"You are saying they [coaches and athletes] ought to talk it over, but the athlete ought to be the one to ultimately decide. Be free to go. No coach, college or parent should stand in the way," he rumbled. "What if one parent wants him to go and the other parent doesn't want him to go and the young athlete wants to go? How would you resolve it legally?
I didn't know. I hadn't even thought of the age problem. Panic rose. I opened my mouth without a clue as to what would come out.
Then, from my near left, rose a steady contralto. "I'm an attorney and I represent children exclusively, so I would say that the child has the right to make that decision," the voice said. "But beyond that, I think that we often forget that sports is an activity which involves decision making. It was DeFrantz, rescuing me, returning the debate to the question of whether responsible athletes might be free to compete where they chose.
The NCAA would eventually lobby to remove separate guarantees of athletes' rights from this bill—it would be left to the U.S. Olympic Committee to safeguard them. But as we rose from the table and I felt myself nearly blushing in gratitude, De-Frantz began to lament the difficulty of getting people to do what they know is right. It was clear that Olympic athletes had found a forceful new advocate. In October 1986, nine eventful years later, 34-year-old Anita DeFrantz was named a member of the International Olympic Committee. Because she has been appointed to the position for life (actually, as a voting member until age 75, after which the position becomes honorary), DeFrantz is looking at more than 40 years in sport's most powerful institution, during which she can give voice to a single theme, to the idea of athletes' rights.
In 1976, DeFrantz was a fresh face on the U.S. Olympic Committee's Athletes Advisory Council. She was a member of the bronze medal-winning women's eight in Montreal that year. It soon became apparent that hers was the art of the penetrating question, and in this she was right for the times. The President's Commission on Olympic Sports was studying the failings of the U.S. system, and restructuring was inevitable. The AAC, which had been formed only three years earlier, was the only body representing athletes from all the Olympic sports, so it was pitched into every argument.
"You came in knowing a sport," recalls DeFrantz, "and you ended up knowing sport. There were feuds and mismanagement everywhere. It was a crash course."
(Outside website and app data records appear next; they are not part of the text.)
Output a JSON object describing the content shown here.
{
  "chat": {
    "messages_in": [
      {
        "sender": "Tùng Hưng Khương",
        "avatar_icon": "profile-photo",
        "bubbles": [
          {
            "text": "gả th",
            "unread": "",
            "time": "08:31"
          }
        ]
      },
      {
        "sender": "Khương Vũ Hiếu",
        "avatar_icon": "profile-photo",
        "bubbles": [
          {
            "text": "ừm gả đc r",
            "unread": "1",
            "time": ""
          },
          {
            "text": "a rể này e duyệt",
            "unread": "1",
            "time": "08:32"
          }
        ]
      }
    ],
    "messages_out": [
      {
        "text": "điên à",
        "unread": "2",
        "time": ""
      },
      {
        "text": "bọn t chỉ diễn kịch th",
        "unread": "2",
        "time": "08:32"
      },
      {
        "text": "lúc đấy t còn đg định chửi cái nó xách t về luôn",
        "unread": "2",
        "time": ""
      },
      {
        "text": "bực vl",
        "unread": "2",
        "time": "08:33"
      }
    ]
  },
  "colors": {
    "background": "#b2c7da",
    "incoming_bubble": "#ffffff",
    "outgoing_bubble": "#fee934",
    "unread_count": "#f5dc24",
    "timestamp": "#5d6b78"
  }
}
She had grown up in Indianapolis, where her father, the late Robert DeFrantz, had run an organization called Community Action Against Poverty. Her mother, also Anita, was a teacher and is now a professor of education at the University of San Francisco. So the tendency toward community service was in her genes.